Arnold: LGBTQIA culture and pop culture are like besties, but what I’ve learned is that this relationship can oftentimes be very alienating. I love me some pop culture, but as a gay young adult, it’s frustrating when it’s expected of me to be involved so deeply in all things gay and know about all things pop. What’s important to understand is that however LGBTQIA life and culture is portrayed in the mainstream, it is not and should not be a direct representation of every member of the LGBTQIA community.
Camiele: Regarding the media’s representation, and as pertains to this conversation, the world of Hallyu and K-pop, I’m more in league with Arnold. It hasn’t really shaped my experience as a bi woman. I say that when, of course, we all know what we consume as a viewing audience will influence us in some way.
However, directly, I think what being part of the LGBTQIA community has done is allowed me to see things through a different lens, understand the sexual undertones and implications of certain forms of skinship while being able to also maintain my respect for the idols as human beings.
I don’t exactly have a problem with shipping or fanfiction, so long as it’s written and enjoyed with the understanding that it’s pure fiction. As I think we all agree, forcing a fantasy or fictional ideology on anyone to appease your own “needs” (if they can be called that) is just disgusting.
Arnold: I’ve never gotten into the whole shipping/homoerotic fanfiction thing, or can say I completely understand its purpose other than fulfilling an extravagant fantasy. Personally, I don’t see a problem with it so long as it remains tied to an individual’s fictional universe and never strays beyond that.
What I mean by that is that fantasizing about a celebrity is fine. We all can cop to that. Hell, I ship myself with Exo’s Chen and I’m not ashamed to admit it. But I think it becomes an issue when a person portrays their fantasy onto a “ship” expecting that group of individuals to act and behave like the author wants them to.
It’s important to keep in mind that K-Pop idols are human beings, not characters.
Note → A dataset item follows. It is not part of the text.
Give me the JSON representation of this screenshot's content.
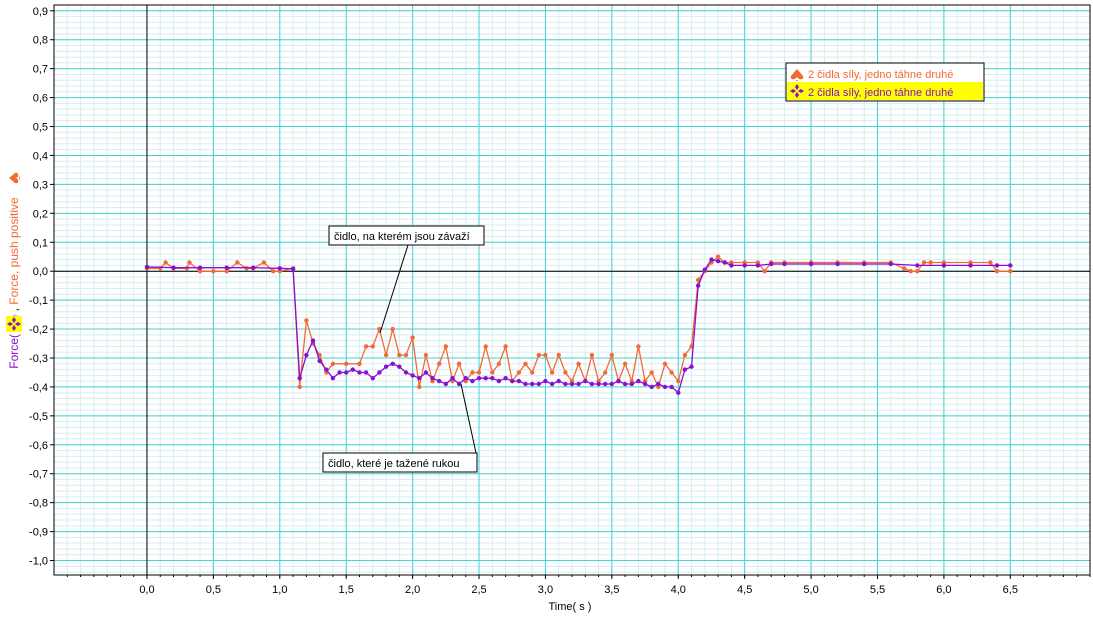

On the other hand, idols can be an excellent source of inspiration for fictional characterization. There has to be a line drawn between what’s made-up and what is real.
Lo: Sane, respectful fans who are aware of the fact that their ship is fictional and I get along just fine. The ones who insist their ship is real and deride anyone who says otherwise? Yeah, them I have issues with.
For one, to insist that you know the sexual preferences of a complete stranger based solely on their public activities rubs me the wrong way on principle. For another, as Camiele pointed out, these fans have very little respect for the movement and the struggles faced by actual LGBTQIA people, but have the gall to accuse anyone who doesn’t like their fervent shipping, even LGBTQIA people, of being homophobic. No seriously, that has happened to me multiple times.
Camiele: What saddens me with shipping is it does create this weird disconnect from reality for “fans” who take it to a point of being blatantly disrespectful and not understanding why or even caring about the very real emotions of the idols they want to force into romantic, oftentimes homoerotic and misgendered relationships. What’s very dangerous is that, oftentimes, it has nothing to do with the actual sexuality of their bias. They want him/her with another bandmate no matter the implications, and a lot of the time have real disdain for the LGBTQIA community.
However, more honest representations of LGBTQIA characters in shows like the Replay series and The Lover give me hope that as older generations fade, younger generations will accept members of the LGBTQIA community as human beings, and we can slowly begin to rid the world of this bigotry.